  • Minnesota Department of Health. (n.d.). Root cause analysis toolkit. https://www.health.state.mn.us/facilities/patientsafety/adverseevents/toolkit/
    • The Minnesota Department of Health offers an extensive collection of resources related to root-cause analysis. NURS-FPX4020 Assessment 2 Root-Cause Analysis and Safety Improvement Plan
  • The Joint Commission. (n.d.). Framework for conducting a root cause analysis and action plan. http://www.jointcommission.org/Framework_for_Conducting_a_Root_Cause_Analysis_and_Action_Plan/
    • With resources for conducting a root-cause analysis and creating an action plan to address the results, this Web page will help you understand the steps and processes of RCAs and improvement plans for this assessment.

Sentinel Events

    • According to The Joint Commission, “Competent and thoughtful leaders…understand that systemic flaws exist and each step in a care process has the potential for failure simply because humans make mistakes.” This issue of Sentinel Event Alert discusses ways that effective leaders foster the development of a safety culture. NURS-FPX4020 Assessment 2 Root-Cause Analysis and Safety Improvement Plan

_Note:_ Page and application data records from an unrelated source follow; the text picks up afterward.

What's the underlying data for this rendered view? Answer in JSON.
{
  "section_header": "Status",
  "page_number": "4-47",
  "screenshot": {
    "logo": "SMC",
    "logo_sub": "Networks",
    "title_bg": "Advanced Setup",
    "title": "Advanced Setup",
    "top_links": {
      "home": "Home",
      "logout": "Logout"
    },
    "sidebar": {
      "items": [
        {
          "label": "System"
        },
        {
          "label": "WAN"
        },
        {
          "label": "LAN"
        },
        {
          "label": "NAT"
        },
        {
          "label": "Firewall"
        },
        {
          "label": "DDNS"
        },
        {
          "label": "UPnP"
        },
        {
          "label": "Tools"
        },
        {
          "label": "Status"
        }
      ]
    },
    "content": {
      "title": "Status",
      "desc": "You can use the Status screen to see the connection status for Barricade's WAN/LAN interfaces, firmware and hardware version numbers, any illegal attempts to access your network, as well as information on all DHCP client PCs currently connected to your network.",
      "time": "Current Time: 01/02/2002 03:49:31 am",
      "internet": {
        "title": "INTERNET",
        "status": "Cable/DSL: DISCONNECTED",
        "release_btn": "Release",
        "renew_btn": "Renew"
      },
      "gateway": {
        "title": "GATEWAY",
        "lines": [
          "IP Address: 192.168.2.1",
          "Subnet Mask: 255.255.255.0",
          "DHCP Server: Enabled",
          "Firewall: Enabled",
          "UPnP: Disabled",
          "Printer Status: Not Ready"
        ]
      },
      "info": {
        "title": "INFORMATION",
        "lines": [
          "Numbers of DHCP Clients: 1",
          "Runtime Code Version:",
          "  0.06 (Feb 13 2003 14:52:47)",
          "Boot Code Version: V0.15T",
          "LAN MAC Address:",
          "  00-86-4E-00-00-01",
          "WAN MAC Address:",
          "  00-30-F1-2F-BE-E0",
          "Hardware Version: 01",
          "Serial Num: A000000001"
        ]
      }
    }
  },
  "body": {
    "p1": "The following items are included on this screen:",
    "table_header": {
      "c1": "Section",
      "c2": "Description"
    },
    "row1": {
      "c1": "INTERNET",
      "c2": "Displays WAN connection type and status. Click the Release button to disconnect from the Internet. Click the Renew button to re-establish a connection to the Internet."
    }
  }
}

Safety and Sentinel Event Case Studies

  • Institute for Healthcare Improvement. (n.d.). One dose, fifty pills (AHRQ). http://www.ihi.org/education/IHIOpenSchool/resources/Pages/Activities/AHRQCaseStudyOneDoseFiftyPills.aspx
  • Institute for Healthcare Improvement. (n.d.). Josie King – What happened to Josie? [Video]. http://www.ihi.org/education/IHIOpenSchool/resources/Pages/Activities/WhatHappenedtoJosieKing.aspx. NURS-FPX4020 Assessment 2 Root-Cause Analysis and Safety Improvement Plan

See NURS-FPX4020 Assessment 3 Here.